Set up: Incorrect setup is another issue with them. Too tight tuck setup, or way to lose = bad habits and bad crossovers to surfing. Cheap or worn wheels/bearing will make the board slow and not smooth and wont’ hold lines as well. All boards have their strengths and weaknesses and I highly suggest if you’re new to surf skating and unsure on your equipment get someone to check it out for you or set it up for you.  

Habits: The board set up will generally dictate what your movement patterns will be like when using it, and often I see that these can lead to bad habits when doing turns. Too lose setup = very rapid swinging of the weight and when surfing you cannot rapidly move from side to side and create these crazy turns..i mean, I’ll like to see it, but you’re most likely to dig a rail each time…then wonder why your surfing is sucking then might seek some coaching advice … to then be told to hold your position longer/hold the line a little longer and bring the arms around with you (subjectivity speaking here) which a loose board won’t allow for due to the rapid pivoting. 

Same goes for tight trucks and the ol classic sideways arms swing around the midline and a lateral swinging of the hips. It’s a nice little dance move I guess, but that kinda carry on is as kooky as you can get and is a very, very bad transfer over to surfing…you will dig your rail in every time with that lateral weight shifting going on! 

Body positioning is key. A simple tip I coach is…wherever your leading arm is going and head is looking towards…that is where you are going. Arms in opposite directions and looking at ground = poor execution of maneuvers. 

Mobility and strength: These are big ones for all board riders and it sticks out like a sore thumb/animal’s balls. How/why so? Well lacking hip mobility = no compression in turns and ridged movement patterns. Weakness = inward collapsing knees and more prone to holding weight in the back leg, which is very dangerous during turns as the board is highly likely to skip out and you will fall backwards – likely resulting in injury!  

Lacking the ability to drive your legs forwards and shift more weight into other front leg will result in bad execution of turns. You need to have strong legs and muscle up these board for them to create the turns you want and go with momentum. Don’t fight gravity … it will win every time!  
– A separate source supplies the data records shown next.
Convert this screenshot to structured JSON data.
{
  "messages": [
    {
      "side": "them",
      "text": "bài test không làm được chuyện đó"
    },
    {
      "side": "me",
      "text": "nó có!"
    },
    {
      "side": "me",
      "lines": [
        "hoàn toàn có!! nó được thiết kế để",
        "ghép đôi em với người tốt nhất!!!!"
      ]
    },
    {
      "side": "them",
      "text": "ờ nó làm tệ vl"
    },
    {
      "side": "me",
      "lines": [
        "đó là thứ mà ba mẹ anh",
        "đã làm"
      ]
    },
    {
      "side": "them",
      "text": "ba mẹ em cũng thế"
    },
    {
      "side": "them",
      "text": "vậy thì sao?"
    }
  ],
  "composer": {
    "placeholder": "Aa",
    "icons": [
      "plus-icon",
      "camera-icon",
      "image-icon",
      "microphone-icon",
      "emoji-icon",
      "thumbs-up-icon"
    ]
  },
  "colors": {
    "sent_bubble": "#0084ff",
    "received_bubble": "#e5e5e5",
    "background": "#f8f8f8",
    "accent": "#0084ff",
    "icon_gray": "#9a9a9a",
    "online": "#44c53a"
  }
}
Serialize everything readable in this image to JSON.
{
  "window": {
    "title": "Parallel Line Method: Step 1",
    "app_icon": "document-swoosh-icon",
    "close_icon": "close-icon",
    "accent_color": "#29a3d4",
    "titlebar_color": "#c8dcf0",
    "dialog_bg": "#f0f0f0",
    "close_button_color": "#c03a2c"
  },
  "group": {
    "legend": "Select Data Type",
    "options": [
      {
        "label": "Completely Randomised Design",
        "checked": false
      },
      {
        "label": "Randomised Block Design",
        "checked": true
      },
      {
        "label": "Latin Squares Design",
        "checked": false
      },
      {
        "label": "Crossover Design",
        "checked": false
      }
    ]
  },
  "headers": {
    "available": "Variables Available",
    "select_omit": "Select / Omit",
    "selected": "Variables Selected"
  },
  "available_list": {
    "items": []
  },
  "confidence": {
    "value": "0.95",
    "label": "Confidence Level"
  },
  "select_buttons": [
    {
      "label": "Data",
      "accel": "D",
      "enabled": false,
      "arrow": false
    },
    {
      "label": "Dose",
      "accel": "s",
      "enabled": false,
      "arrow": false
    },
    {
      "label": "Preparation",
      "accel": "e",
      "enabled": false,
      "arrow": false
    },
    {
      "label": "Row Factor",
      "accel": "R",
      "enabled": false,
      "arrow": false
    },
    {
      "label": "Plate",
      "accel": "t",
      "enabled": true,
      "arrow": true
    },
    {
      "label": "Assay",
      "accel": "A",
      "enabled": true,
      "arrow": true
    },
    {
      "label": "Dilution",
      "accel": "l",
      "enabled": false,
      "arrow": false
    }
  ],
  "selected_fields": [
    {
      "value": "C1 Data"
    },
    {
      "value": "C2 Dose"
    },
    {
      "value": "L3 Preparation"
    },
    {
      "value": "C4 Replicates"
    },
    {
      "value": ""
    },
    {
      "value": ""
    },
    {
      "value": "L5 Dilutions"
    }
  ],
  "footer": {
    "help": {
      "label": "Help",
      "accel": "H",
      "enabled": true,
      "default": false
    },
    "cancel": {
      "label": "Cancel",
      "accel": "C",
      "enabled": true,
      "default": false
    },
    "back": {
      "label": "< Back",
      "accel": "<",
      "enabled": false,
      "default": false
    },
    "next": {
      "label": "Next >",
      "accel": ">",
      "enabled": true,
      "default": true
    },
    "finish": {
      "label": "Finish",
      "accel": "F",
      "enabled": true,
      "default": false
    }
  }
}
Tricks: I see these loads, the old whip along as speed and tail slides out making this screeching noise of the rubber wheels grinding down on the concrete. Sounds wicked, looks wicked…but in reality, it’s just a massive weight shift to the front leg creating he tail to whip around and slide. Now, don’t get me wrong, is useful maneuver in the surf, but for anyone to execute it properly in the surf… you need loads n loads of speed, right fin set up and loads of strength to pull it off. This is where groms are picking up these habits but are not able to hold power turns/drawn out carves (Your old school rail to rail power game). Instead, you see these little tail whips creating a little splash of water, but wiping off so much speed from it and that was all they are able to do on the wave…and the wave that could have had several more turns on it doesn’t, and is basically a missed opportunity for hooking into it some more and honing in on those turns. 

Lastly, for best upskilling, get yourself filmed and get coaching feedback. These will help immensely and save the time of undoing bad habits.